C: Glen Friedman inspired me, indirectly to do photography but also just seeing his photos when I visited him once, I think in 1985, and saw some of his skate photos on the wall. It just really inspired me to understand the expression of what he was doing. It got me to thinking about doing something similar to that. You know, really understanding how he really captured it and what I could do that was sort of like that in some way.

G: That's cool. You weren't even a skater. See, then something's accomplished. You get someone to understand what you're doing who doesn't even have any idea what the fuck is going on relatively. At the same time, people who are deep into it could also appreciate it. If you could do both those things, that's the shit. I'm stoked, if I could do that every time. If the most hardcore skater, punk rocker, hip hop artist could look at my photo and say, "That's the shit," and then someone who has nothing to do with anything, some old fart looks at my shit and says, "That's the shit," that's dope!

C: Yeah, that's pretty cool.

G: Not to take away any credit from Cynthia 'cause obviously she knows a little bit more than that, and had some idea about skate culture, 'cause she grew up in west L.A., but even so, you can't get much better than that, compliment-wise. You just gotta like what you're doing yourself. That's the most important thing, otherwise it's not even worth doing, right?

C: It's true, that's true. That should be your last statement.

Bud Fawcett licenses original images. He can be contacted at: Budlum@sierra.net

Glen E. Friedman's books are available in your local book store or by calling 1-800-655-4897. And for more G.E.F.info check out www.BruningFlags.com. All Glen E. Friedman images used by permission of Burning Flags Press.

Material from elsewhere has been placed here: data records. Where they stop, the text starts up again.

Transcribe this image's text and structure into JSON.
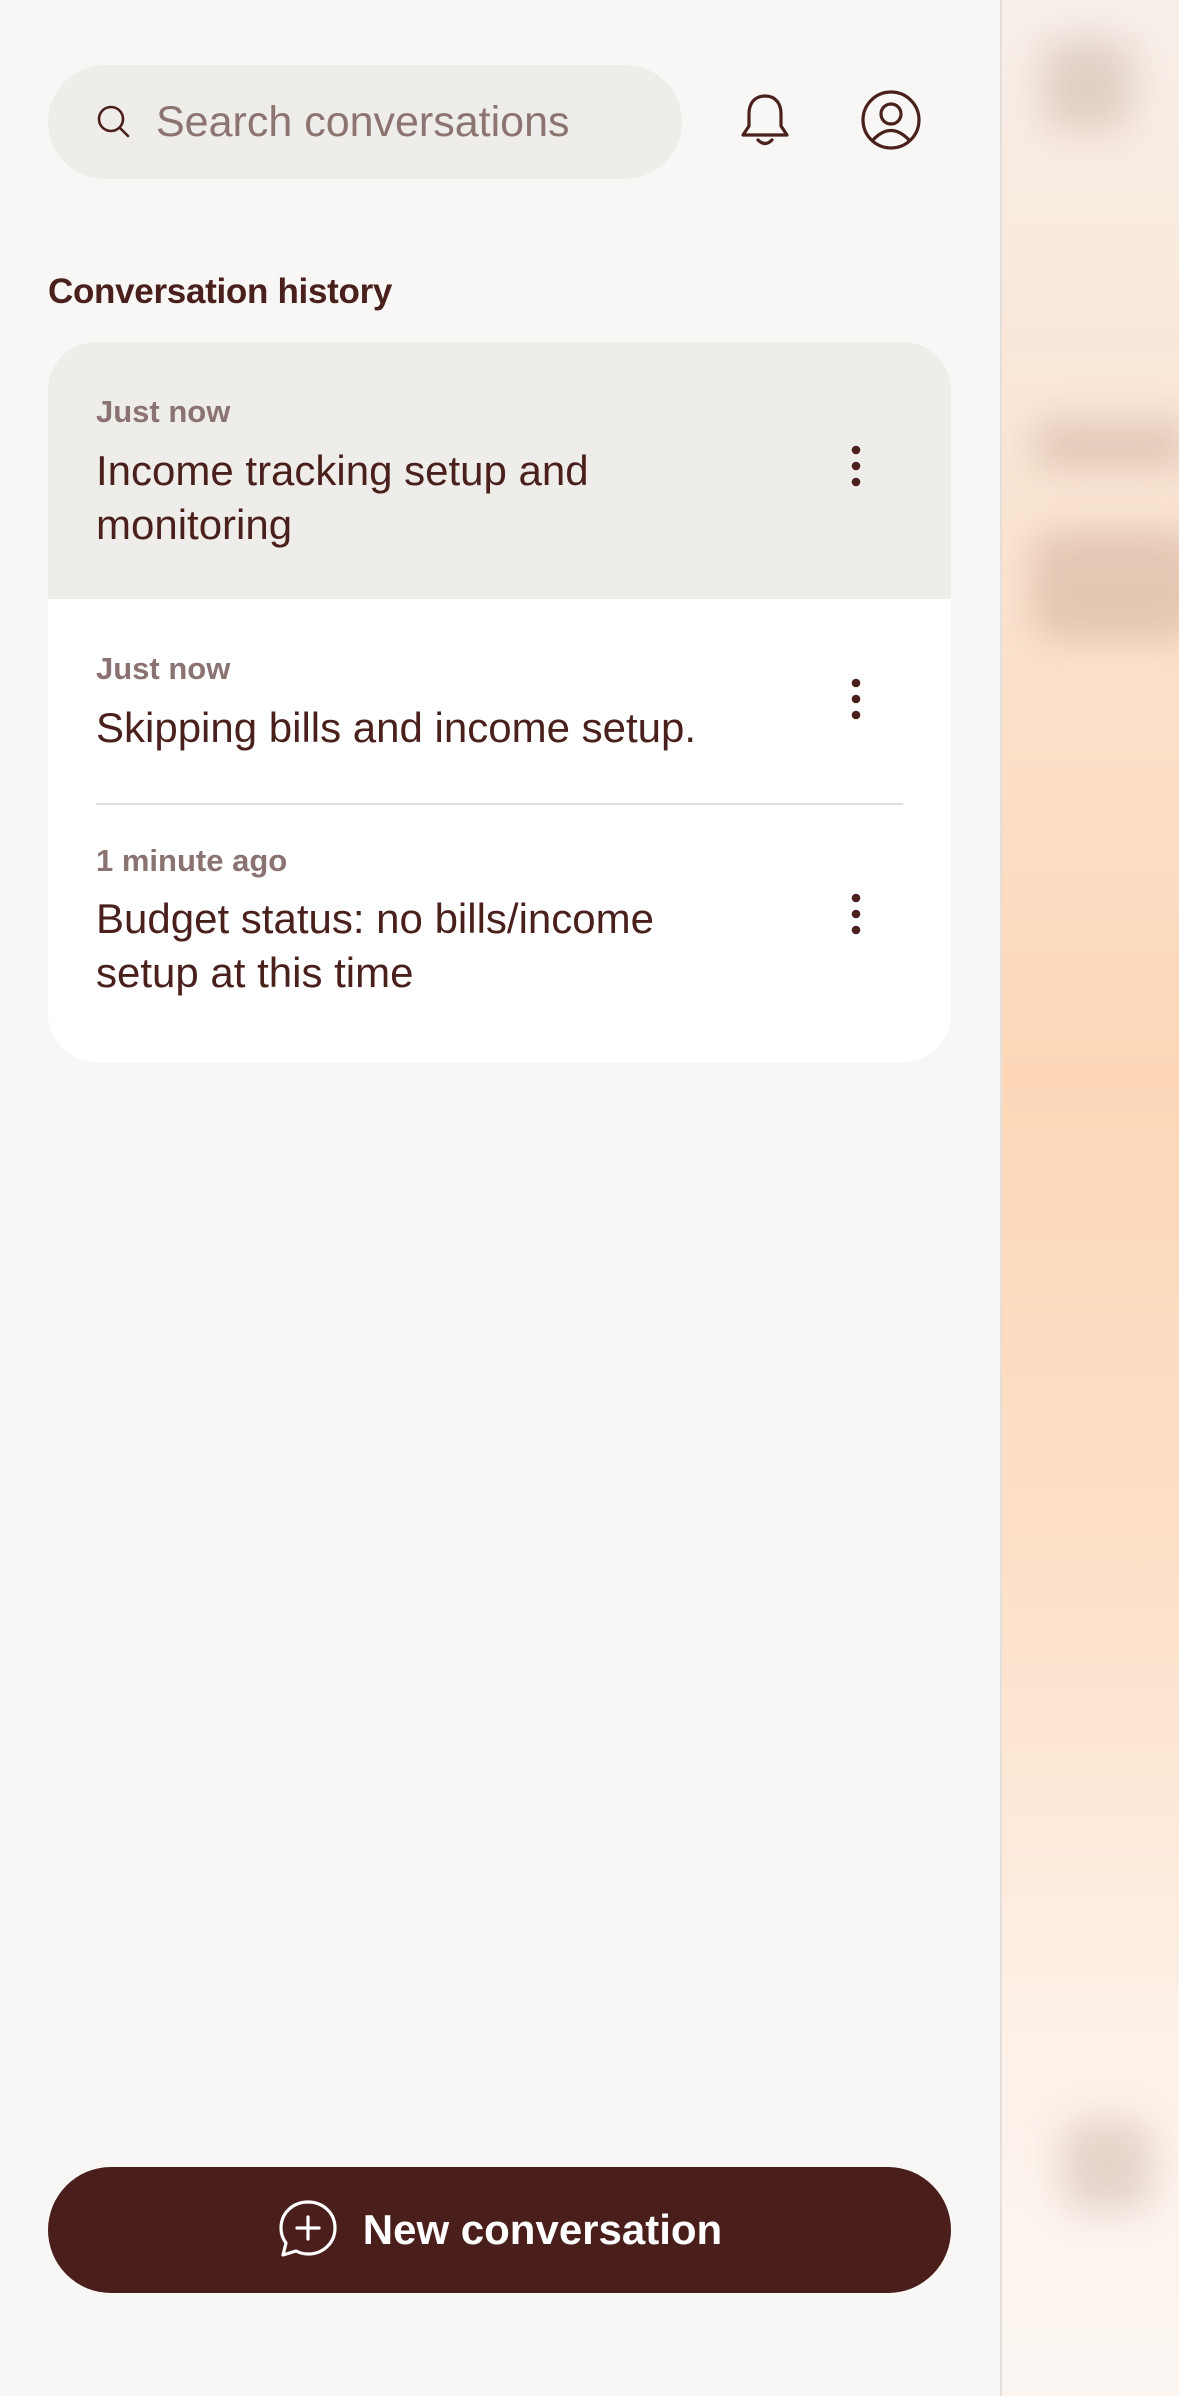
{
  "search": {
    "placeholder": "Search conversations",
    "value": ""
  },
  "header": {
    "notifications_icon": "bell-icon",
    "profile_icon": "user-circle-icon"
  },
  "history": {
    "title": "Conversation history",
    "items": [
      {
        "time": "Just now",
        "title": "Income tracking setup and monitoring",
        "active": true
      },
      {
        "time": "Just now",
        "title": "Skipping bills and income setup.",
        "active": false
      },
      {
        "time": "1 minute ago",
        "title": "Budget status: no bills/income setup at this time",
        "active": false
      }
    ]
  },
  "footer": {
    "new_conversation_label": "New conversation",
    "icon": "chat-plus-icon"
  },
  "colors": {
    "primary": "#4a1f1b",
    "text": "#4a201c",
    "muted_text": "#8a7370",
    "surface": "#f8f7f5",
    "card": "#ffffff",
    "active_row": "#efedea"
  }
}
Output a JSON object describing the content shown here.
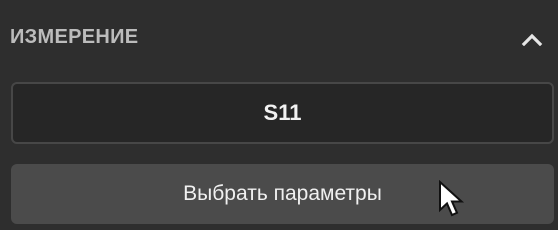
{
  "section": {
    "title": "ИЗМЕРЕНИЕ",
    "collapse_icon": "chevron-up-icon"
  },
  "measurement": {
    "value": "S11"
  },
  "actions": {
    "select_params_label": "Выбрать параметры"
  },
  "pointer": {
    "icon": "mouse-cursor-icon"
  },
  "colors": {
    "panel_bg": "#2e2e2e",
    "header_text": "#bcbcbc",
    "value_box_bg": "#262626",
    "value_box_border": "#474747",
    "button_bg": "#4b4b4b",
    "text_primary": "#f2f2f2"
  }
}
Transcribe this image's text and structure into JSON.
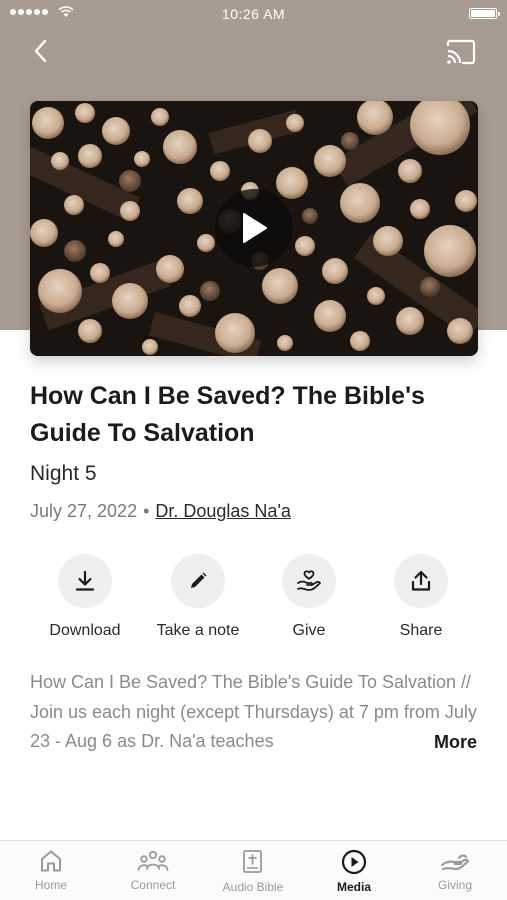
{
  "status_bar": {
    "time": "10:26 AM"
  },
  "video": {
    "play_icon": "play-icon"
  },
  "sermon": {
    "title": "How Can I Be Saved? The Bible's Guide To Salvation",
    "subtitle": "Night 5",
    "date": "July 27, 2022",
    "separator": "•",
    "speaker": "Dr. Douglas Na'a"
  },
  "actions": [
    {
      "label": "Download",
      "icon": "download-icon"
    },
    {
      "label": "Take a note",
      "icon": "pencil-icon"
    },
    {
      "label": "Give",
      "icon": "give-icon"
    },
    {
      "label": "Share",
      "icon": "share-icon"
    }
  ],
  "description": {
    "text": "How Can I Be Saved? The Bible's Guide To Salvation // Join us each night (except Thursdays) at 7 pm from July 23 - Aug 6 as Dr. Na'a teaches",
    "more_label": "More"
  },
  "tabbar": {
    "items": [
      {
        "label": "Home",
        "icon": "home-icon",
        "active": false
      },
      {
        "label": "Connect",
        "icon": "people-icon",
        "active": false
      },
      {
        "label": "Audio Bible",
        "icon": "bible-icon",
        "active": false
      },
      {
        "label": "Media",
        "icon": "play-circle-icon",
        "active": true
      },
      {
        "label": "Giving",
        "icon": "giving-hand-icon",
        "active": false
      }
    ]
  },
  "colors": {
    "hero_background": "#a89b91",
    "accent": "#1b1b1b",
    "muted_text": "#8a8a8a"
  }
}
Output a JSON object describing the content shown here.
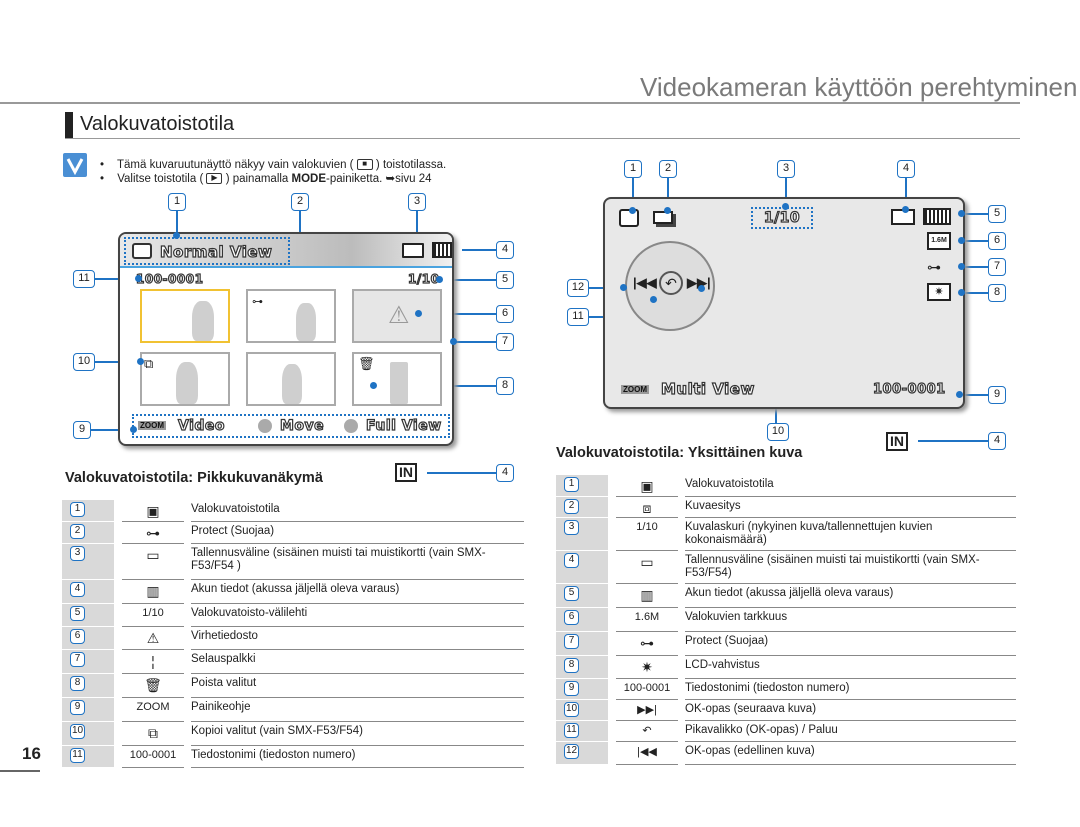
{
  "header": {
    "title": "Videokameran käyttöön perehtyminen"
  },
  "section": {
    "title": "Valokuvatoistotila"
  },
  "notes": [
    {
      "text_before": "Tämä kuvaruutunäyttö näkyy vain valokuvien (",
      "icon": "photo-playback-icon",
      "text_after": ") toistotilassa."
    },
    {
      "text_before": "Valitse toistotila (",
      "icon": "play-icon",
      "text_mid": ") painamalla ",
      "bold": "MODE",
      "text_after": "-painiketta. ",
      "ref": "➥sivu 24"
    }
  ],
  "thumbnail_screen": {
    "caption": "Valokuvatoistotila: Pikkukuvanäkymä",
    "mode_label": "Normal View",
    "file_name": "100-0001",
    "counter": "1/10",
    "guide": {
      "zoom": "ZOOM",
      "video": "Video",
      "move": "Move",
      "full_view": "Full View"
    },
    "in_icon": "IN",
    "callouts": [
      "1",
      "2",
      "3",
      "4",
      "5",
      "6",
      "7",
      "8",
      "9",
      "10",
      "11"
    ],
    "in_callout": "4"
  },
  "single_screen": {
    "caption": "Valokuvatoistotila: Yksittäinen kuva",
    "counter": "1/10",
    "resolution": "1.6M",
    "zoom": "ZOOM",
    "mode_label": "Multi View",
    "file_name": "100-0001",
    "in_icon": "IN",
    "callouts": [
      "1",
      "2",
      "3",
      "4",
      "5",
      "6",
      "7",
      "8",
      "9",
      "10",
      "11",
      "12"
    ],
    "in_callout": "4"
  },
  "left_table": [
    {
      "num": "1",
      "icon": "photo-playback-icon",
      "icon_text": "",
      "desc": "Valokuvatoistotila"
    },
    {
      "num": "2",
      "icon": "protect-key-icon",
      "icon_text": "",
      "desc": "Protect (Suojaa)"
    },
    {
      "num": "3",
      "icon": "storage-card-icon",
      "icon_text": "",
      "desc": "Tallennusväline (sisäinen muisti tai muistikortti (vain SMX-F53/F54 )"
    },
    {
      "num": "4",
      "icon": "battery-icon",
      "icon_text": "",
      "desc": "Akun tiedot (akussa jäljellä oleva varaus)"
    },
    {
      "num": "5",
      "icon": "counter-icon",
      "icon_text": "1/10",
      "desc": "Valokuvatoisto-välilehti"
    },
    {
      "num": "6",
      "icon": "error-file-icon",
      "icon_text": "",
      "desc": "Virhetiedosto"
    },
    {
      "num": "7",
      "icon": "scroll-bar-icon",
      "icon_text": "",
      "desc": "Selauspalkki"
    },
    {
      "num": "8",
      "icon": "trash-icon",
      "icon_text": "",
      "desc": "Poista valitut"
    },
    {
      "num": "9",
      "icon": "button-guide-icon",
      "icon_text": "ZOOM",
      "desc": "Painikeohje"
    },
    {
      "num": "10",
      "icon": "copy-icon",
      "icon_text": "",
      "desc": "Kopioi valitut (vain SMX-F53/F54)"
    },
    {
      "num": "11",
      "icon": "file-name-icon",
      "icon_text": "100-0001",
      "desc": "Tiedostonimi (tiedoston numero)"
    }
  ],
  "right_table": [
    {
      "num": "1",
      "icon": "photo-playback-icon",
      "icon_text": "",
      "desc": "Valokuvatoistotila"
    },
    {
      "num": "2",
      "icon": "slideshow-icon",
      "icon_text": "",
      "desc": "Kuvaesitys"
    },
    {
      "num": "3",
      "icon": "counter-icon",
      "icon_text": "1/10",
      "desc": "Kuvalaskuri (nykyinen kuva/tallennettujen kuvien kokonaismäärä)"
    },
    {
      "num": "4",
      "icon": "storage-card-icon",
      "icon_text": "",
      "desc": "Tallennusväline (sisäinen muisti tai muistikortti (vain SMX-F53/F54)"
    },
    {
      "num": "5",
      "icon": "battery-icon",
      "icon_text": "",
      "desc": "Akun tiedot (akussa jäljellä oleva varaus)"
    },
    {
      "num": "6",
      "icon": "resolution-icon",
      "icon_text": "1.6M",
      "desc": "Valokuvien tarkkuus"
    },
    {
      "num": "7",
      "icon": "protect-key-icon",
      "icon_text": "",
      "desc": "Protect (Suojaa)"
    },
    {
      "num": "8",
      "icon": "lcd-enhancer-icon",
      "icon_text": "",
      "desc": "LCD-vahvistus"
    },
    {
      "num": "9",
      "icon": "file-name-icon",
      "icon_text": "100-0001",
      "desc": "Tiedostonimi (tiedoston numero)"
    },
    {
      "num": "10",
      "icon": "next-icon",
      "icon_text": "▶▶|",
      "desc": "OK-opas (seuraava kuva)"
    },
    {
      "num": "11",
      "icon": "return-icon",
      "icon_text": "↶",
      "desc": "Pikavalikko (OK-opas) / Paluu"
    },
    {
      "num": "12",
      "icon": "previous-icon",
      "icon_text": "|◀◀",
      "desc": "OK-opas (edellinen kuva)"
    }
  ],
  "colors": {
    "callout_blue": "#1f73c4",
    "selection_yellow": "#f1c232",
    "note_blue": "#4a8fd4"
  },
  "page": {
    "number": "16"
  }
}
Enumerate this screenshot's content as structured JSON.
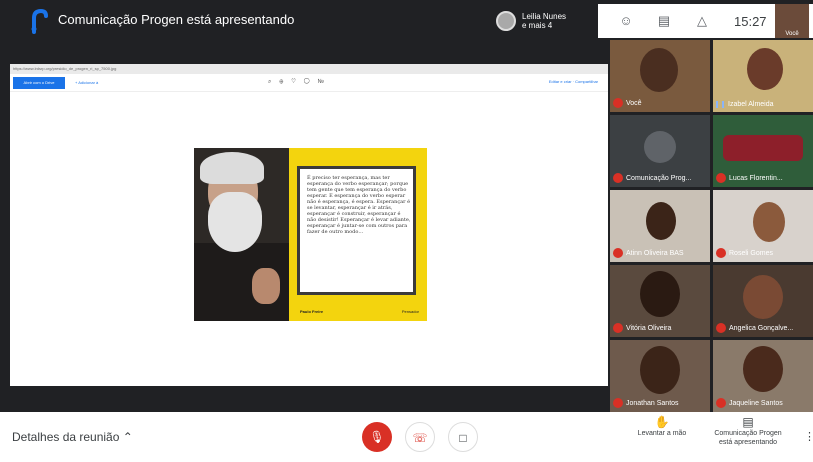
{
  "header": {
    "title": "Comunicação Progen está apresentando",
    "participants_chip": {
      "line1": "Leilia Nunes",
      "line2": "e mais 4"
    },
    "time": "15:27",
    "self_label": "Você"
  },
  "presentation": {
    "url": "https://www.lrdsrp.org/presidio_de_progen_ri_sp_7500.jpg",
    "toolbar": {
      "primary_label": "Abrir com o Drive",
      "add_label": "+ Adicionar à",
      "right_label": "Editar e criar · Compartilhar"
    },
    "slide": {
      "quote": "É preciso ter esperança, mas ter esperança do verbo esperançar; porque tem gente que tem esperança do verbo esperar. E esperança do verbo esperar não é esperança, é espera. Esperançar é se levantar, esperançar é ir atrás, esperançar é construir, esperançar é não desistir! Esperançar é levar adiante, esperançar é juntar-se com outros para fazer de outro modo…",
      "author": "Paulo Freire",
      "brand": "Pensador"
    }
  },
  "tiles": [
    {
      "name": "Você",
      "mic": "off"
    },
    {
      "name": "Izabel Almeida",
      "mic": "speaking"
    },
    {
      "name": "Comunicação Prog...",
      "mic": "off"
    },
    {
      "name": "Lucas Florentin...",
      "mic": "off"
    },
    {
      "name": "Atinn Oliveira BAS",
      "mic": "off"
    },
    {
      "name": "Roseli Gomes",
      "mic": "off"
    },
    {
      "name": "Vitória Oliveira",
      "mic": "off"
    },
    {
      "name": "Angelica Gonçalve...",
      "mic": "off"
    },
    {
      "name": "Jonathan Santos",
      "mic": "off"
    },
    {
      "name": "Jaqueline Santos",
      "mic": "off"
    }
  ],
  "bottom": {
    "details_label": "Detalhes da reunião",
    "raise_hand_label": "Levantar a mão",
    "presenting_line1": "Comunicação Progen",
    "presenting_line2": "está apresentando"
  },
  "colors": {
    "accent": "#1a73e8",
    "danger": "#d93025",
    "slide_yellow": "#f3d40e"
  }
}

Cynthia Connolly sells her self-published book Banned in DC, original postcards sets, A limited edition handmade book EAST TO WEST, and various framed photos. Write and ask if you're interested. Cynthia Connolly PO Box 9743 Washington, DC 20016-9743 cynthia@dischord.com

This article ran as 26 pages with lots of photos from all of G.E.F.'s books, as well as from the other two photographers archives